His CV includes Power Without Glory, Blue Heelers, Changi, Stingers, Something in the Air, City Homicide, Killing Time, Miss Fishers Murder Mysteries, The Society Murders, Hawke, The Damnation of Harvey McHugh, Ryan, Consider Your Verdict, Bobby Dazzler, Hunter, The Last of the Australians, Bloom and films including Stork, Road to Nhill, Paper Planes, , The Chronicles of Narnia: The Voyage of the Dawn Treader, Judy & Punch, Looking for Grace, The Dressmaker, Romulus my Father (produced by son in law Robert Connolly).
In 1982 he detoured from acting to a 10 year term as a member of the Victorian Labor government, which he says emerged from union work for Actors Equity. Representing voters in Dandenong, he described it as “an experience,” if not necessarily enjoyable. But one that gave him insight into humanity.

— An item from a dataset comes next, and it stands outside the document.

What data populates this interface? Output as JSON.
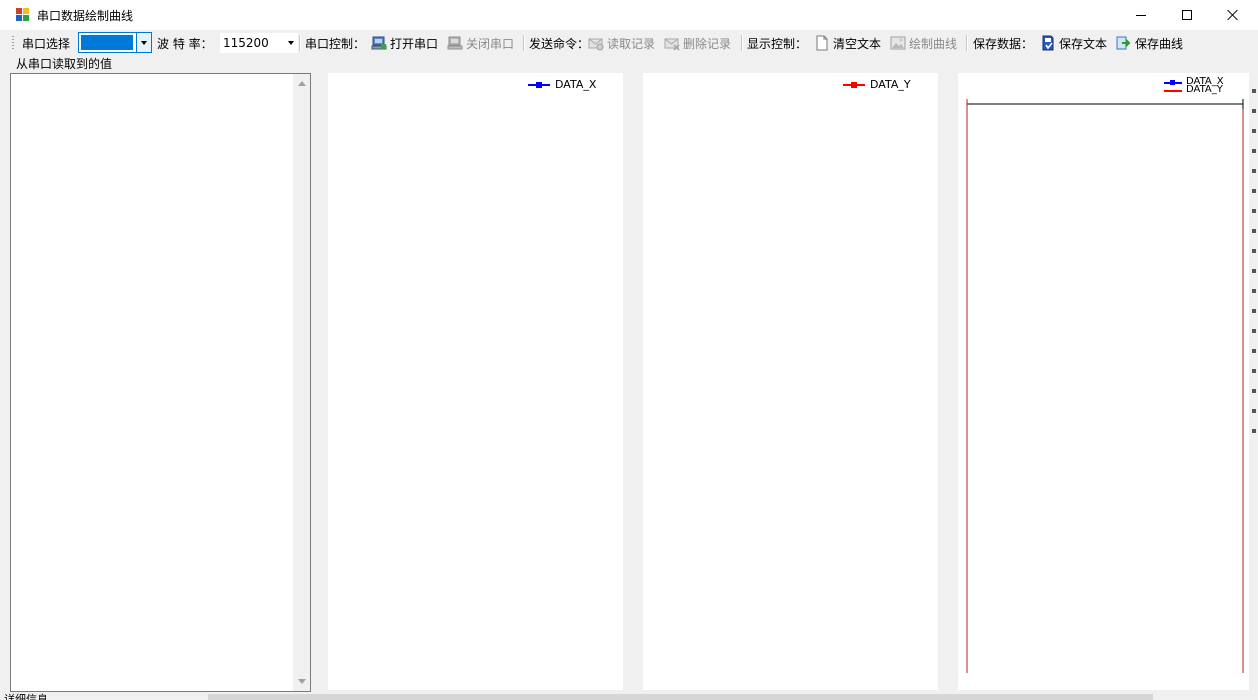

“I had the biggest ethnic group in the state and the biggest unemployment and drug problem. It was challenging but nevertheless interesting. I worked my arse off and kindly (thanks) to the people I increased my vote at every election so I was doing something right,” he recalled.
“But you never get what you want, totally so you come to some sort of agreement. But it’s like life anyway, isn’t it?”

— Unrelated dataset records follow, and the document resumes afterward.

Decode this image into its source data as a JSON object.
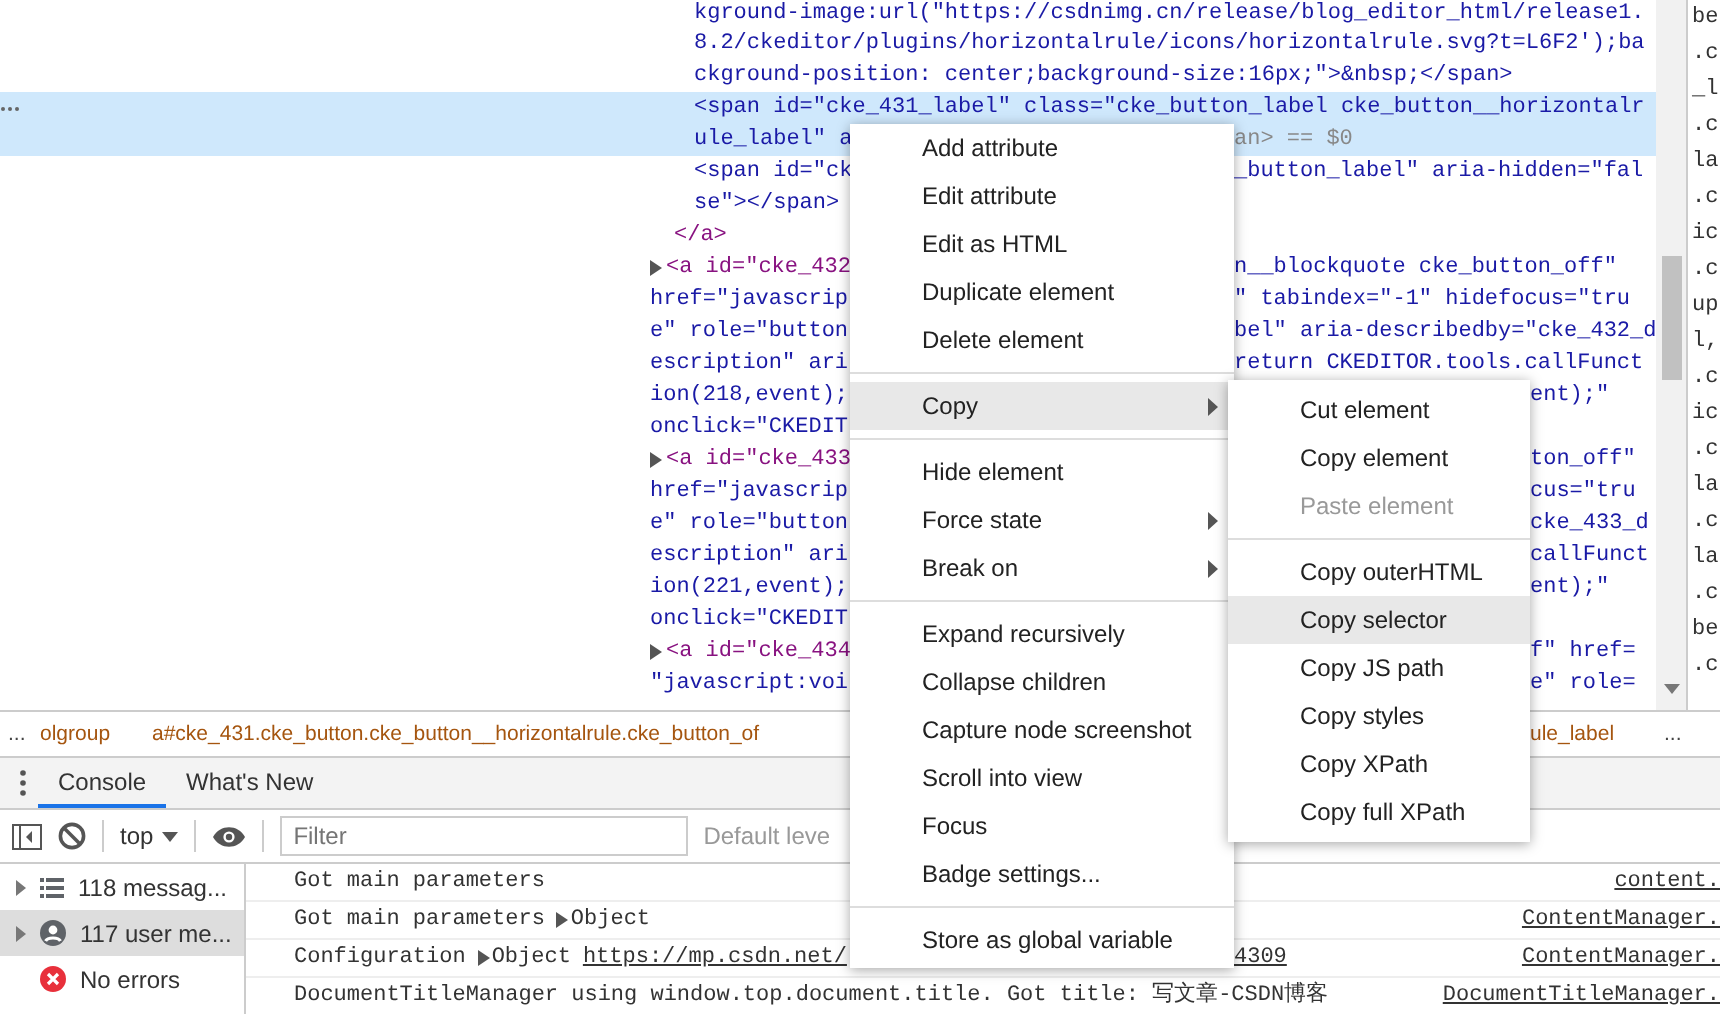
{
  "elements_panel": {
    "code_lines": [
      {
        "kind": "wrap-indent",
        "text": "kground-image:url(\"https://csdnimg.cn/release/blog_editor_html/release1.",
        "selected": false
      },
      {
        "kind": "wrap-indent",
        "text": "8.2/ckeditor/plugins/horizontalrule/icons/horizontalrule.svg?t=L6F2');ba",
        "selected": false
      },
      {
        "kind": "wrap-indent",
        "text": "ckground-position: center;background-size:16px;\">&nbsp;</span>",
        "selected": false
      },
      {
        "kind": "wrap-indent",
        "text": "<span id=\"cke_431_label\" class=\"cke_button_label cke_button__horizontalr",
        "selected": true
      },
      {
        "kind": "wrap-indent",
        "text": "ule_label\" a",
        "after_menu": "an> == $0",
        "selected": true
      },
      {
        "kind": "wrap-indent",
        "text": "<span id=\"ck",
        "after_menu": "_button_label\" aria-hidden=\"fal",
        "selected": false
      },
      {
        "kind": "wrap-indent",
        "text": "se\"></span>",
        "selected": false
      },
      {
        "kind": "close",
        "text": "</a>",
        "selected": false
      },
      {
        "kind": "node",
        "text": "<a id=\"cke_432",
        "after_menu": "n__blockquote cke_button_off\"",
        "selected": false
      },
      {
        "kind": "wrap",
        "text": "href=\"javascrip",
        "after_menu": "\" tabindex=\"-1\" hidefocus=\"tru",
        "selected": false
      },
      {
        "kind": "wrap",
        "text": "e\" role=\"button",
        "after_menu": "bel\" aria-describedby=\"cke_432_d",
        "selected": false
      },
      {
        "kind": "wrap",
        "text": "escription\" ari",
        "after_menu": "return CKEDITOR.tools.callFunct",
        "selected": false
      },
      {
        "kind": "wrap",
        "text": "ion(218,event);",
        "after_submenu": "ent);\"",
        "selected": false
      },
      {
        "kind": "wrap",
        "text": "onclick=\"CKEDIT",
        "selected": false
      },
      {
        "kind": "node",
        "text": "<a id=\"cke_433",
        "after_submenu": "ton_off\"",
        "selected": false
      },
      {
        "kind": "wrap",
        "text": "href=\"javascrip",
        "after_submenu": "cus=\"tru",
        "selected": false
      },
      {
        "kind": "wrap",
        "text": "e\" role=\"button",
        "after_submenu": "cke_433_d",
        "selected": false
      },
      {
        "kind": "wrap",
        "text": "escription\" ari",
        "after_submenu": "callFunct",
        "selected": false
      },
      {
        "kind": "wrap",
        "text": "ion(221,event);",
        "after_submenu": "ent);\"",
        "selected": false
      },
      {
        "kind": "wrap",
        "text": "onclick=\"CKEDIT",
        "selected": false
      },
      {
        "kind": "node",
        "text": "<a id=\"cke_434",
        "after_submenu": "f\" href=",
        "selected": false
      },
      {
        "kind": "wrap",
        "text": "\"javascript:voi",
        "after_submenu": "e\" role=",
        "selected": false
      }
    ],
    "styles_fragments": [
      "be",
      ".c",
      "_l",
      ".c",
      "la",
      ".c",
      "ic",
      ".c",
      "up",
      "l,",
      ".c",
      "ic",
      ".c",
      "la",
      ".c",
      "la",
      ".c",
      "be",
      ".c"
    ],
    "breadcrumbs": {
      "more": "...",
      "items": [
        "olgroup",
        "a#cke_431.cke_button.cke_button__horizontalrule.cke_button_of"
      ],
      "after_submenu": "ule_label",
      "overflow": "..."
    }
  },
  "drawer": {
    "tabs": [
      {
        "label": "Console",
        "selected": true
      },
      {
        "label": "What's New",
        "selected": false
      }
    ],
    "toolbar": {
      "context": "top",
      "filter_placeholder": "Filter",
      "levels": "Default leve"
    },
    "sidebar": [
      {
        "kind": "messages",
        "label": "118 messag...",
        "selected": false
      },
      {
        "kind": "user",
        "label": "117 user me...",
        "selected": true
      },
      {
        "kind": "errors",
        "label": "No errors",
        "selected": false
      }
    ],
    "messages": [
      {
        "text": "Got main parameters",
        "source": "content."
      },
      {
        "text": "Got main parameters",
        "object": "Object",
        "source": "ContentManager."
      },
      {
        "text": "Configuration",
        "object": "Object",
        "link": "https://mp.csdn.net/",
        "link_after_menu": "4309",
        "source": "ContentManager."
      },
      {
        "text": "DocumentTitleManager using window.top.document.title. Got title:  写文章-CSDN博客",
        "source": "DocumentTitleManager."
      }
    ]
  },
  "context_menu": {
    "groups": [
      [
        {
          "label": "Add attribute",
          "selected": false,
          "submenu": false
        },
        {
          "label": "Edit attribute",
          "selected": false,
          "submenu": false
        },
        {
          "label": "Edit as HTML",
          "selected": false,
          "submenu": false
        },
        {
          "label": "Duplicate element",
          "selected": false,
          "submenu": false
        },
        {
          "label": "Delete element",
          "selected": false,
          "submenu": false
        }
      ],
      [
        {
          "label": "Copy",
          "selected": true,
          "submenu": true
        }
      ],
      [
        {
          "label": "Hide element",
          "selected": false,
          "submenu": false
        },
        {
          "label": "Force state",
          "selected": false,
          "submenu": true
        },
        {
          "label": "Break on",
          "selected": false,
          "submenu": true
        }
      ],
      [
        {
          "label": "Expand recursively",
          "selected": false,
          "submenu": false
        },
        {
          "label": "Collapse children",
          "selected": false,
          "submenu": false
        },
        {
          "label": "Capture node screenshot",
          "selected": false,
          "submenu": false
        },
        {
          "label": "Scroll into view",
          "selected": false,
          "submenu": false
        },
        {
          "label": "Focus",
          "selected": false,
          "submenu": false
        },
        {
          "label": "Badge settings...",
          "selected": false,
          "submenu": false
        }
      ],
      [
        {
          "label": "Store as global variable",
          "selected": false,
          "submenu": false
        }
      ]
    ]
  },
  "copy_submenu": {
    "groups": [
      [
        {
          "label": "Cut element",
          "selected": false,
          "disabled": false
        },
        {
          "label": "Copy element",
          "selected": false,
          "disabled": false
        },
        {
          "label": "Paste element",
          "selected": false,
          "disabled": true
        }
      ],
      [
        {
          "label": "Copy outerHTML",
          "selected": false,
          "disabled": false
        },
        {
          "label": "Copy selector",
          "selected": true,
          "disabled": false
        },
        {
          "label": "Copy JS path",
          "selected": false,
          "disabled": false
        },
        {
          "label": "Copy styles",
          "selected": false,
          "disabled": false
        },
        {
          "label": "Copy XPath",
          "selected": false,
          "disabled": false
        },
        {
          "label": "Copy full XPath",
          "selected": false,
          "disabled": false
        }
      ]
    ]
  }
}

On the Guy Pearce drama Jack Irish he joined veteran performer John Flaus and the late Ronald Falk as one of the barflies at the Prince of Prussia pub.
“We’ve struck a chord with a lot of viewers. Oddly enough, they represent an era that’s gone. These old Australian types sitting in a bar -not a lot of them left. It has just struck a chord with many viewers who come up and say ‘I know that bar.’
“It’s fun to go to work. All I’ve got to do is sit there and say the words!
“I’ve had such a bloody, charmed life. It’s a terrible business that you wouldn’t want any of your children or your best friends ever to go into.”
But he added, “I call myself a ‘jobbing actor.’ I’ll do a reasonably professional job, and I’ve been lucky enough to make a living from it.”
A sad loss for @VictorianLabor on news of passing of Terry Norris aged 92 actor, reformer, gentlemen and Member of Parliament for SE Melbourne. A great mentor to all those who followed him. Condolences to Julia and his family and many friends. Vale Terry Norris. Deeply missed
— Martin Foley (@Martin__Foley) March 20, 2023